8. Baroness
“It’s great to be back,” said Baroness frontman John Baizley. He meant back to Bonnaroo (they played in 2010), but soon appended the thought to include the fact that, yes, his band survived a harrowing bus crash that left them on the sidelines for months. It sure looked like a triumphant comeback judging from Baizley’s Corgan-via-Springsteen stance. Or you could judge by the dissonance between his downer lyrics and the crowd willing to have fun anyway: Baizley sang, “Heroin, where did you take my friend?” in “March to the Sea” and a kid crowdsurfed along in sunglasses and a bandana. He sang, “A tower of ashes and sawdust will lie / Where our castles were made” and a beachball sailed by. C.W.
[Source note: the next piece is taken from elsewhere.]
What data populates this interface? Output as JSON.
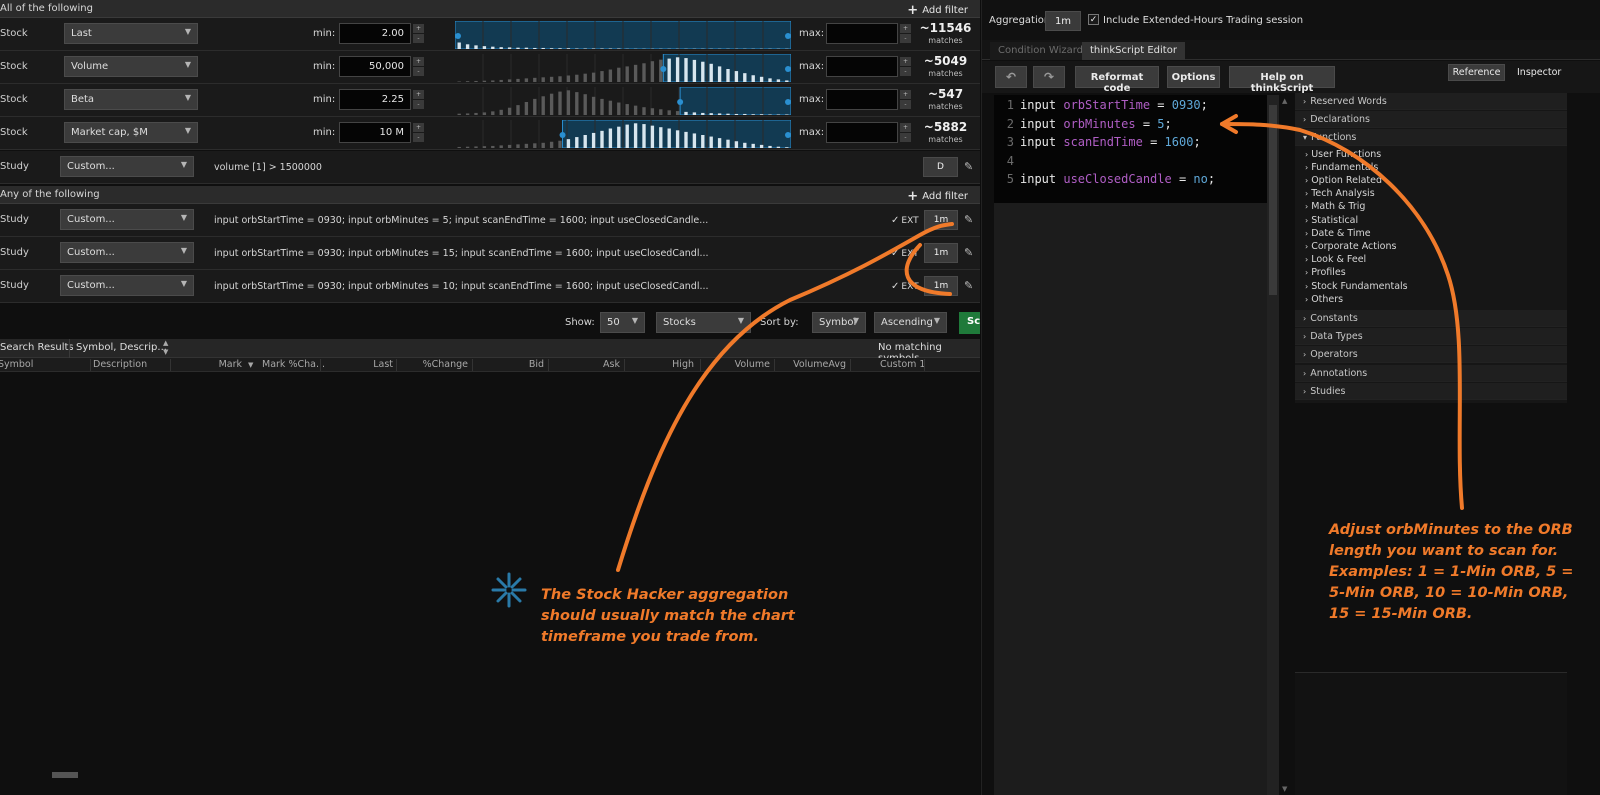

Baroness / Photo by Chad Kamenshine

7. Kacey Musgraves
The closest a Bonnaroovian could get to the Grand Ole Opry without driving an hour out of town was Kacey Musgraves — and the only thing about her that’s Nashville-polished is her voice. She covered Weezer with pedal steel (“Island in the Sun”), turned her own “Step Off” into a venue-appropriate reggae number and a Bob Marley sing-along (“Three Little Birds”), talked about drugs like she was Trinidad Jame$ (“I’m tripping out right now, I’ve always wanted to play Bonnaroo. Who’s actually tripping at Bonnaroo?”), and extended the liberal-for-country lyrics of “Follow Your Arrow” (“Make lots of noise / Kiss lots of boys / Or kiss lots of girls / If that’s something you’re into”) to include the do-anything spirit of festival life. Even when her band went Mumford-style country throwback — acoustic guitar, upright bass, dobro, two-piece kit — for Buck Owens’ “Act Naturally,” her drummer was still moving his own floor tom like a punk band launching into a side project at a basement show. Bonnaroo’s one representive of contemporary mainstream country shined because she was such a unique, left-of-center representative. “This is super-exciting for me,” Musgraves gushed. “I only got to come here one time. I snuck in. It was this stage, I got to see Nine Inch Nails. But I don’t remember much.” C.W.

Kacey Musgraves / Photo by Ian Witlen

6. Bob Saget
When Danny Tanner took notice of a large gentleman in a knit winter cap taking video of him (something verboten in the Bonnaroo Comedy Theatre ), he transformed seamlessly into the filthy, calmly abrasive Bob Saget of The Aristocrats fame. “You can talk to me,” he told the fan. “I’m your dad. I was Michelle’s father. What’s your name? Aaron? That’s a girl’s name. Are you on the web a lot. Do you whack off to me?” For a huge chunk of the set, Aaron belonged to Saget, who mercilessly berated the fan’s manhood and libido, all to Aaron’s delight. There was also a story about a donkey visiting the Full House set with an erection. K.G.

Bob Saget / Photo by Ian Witlen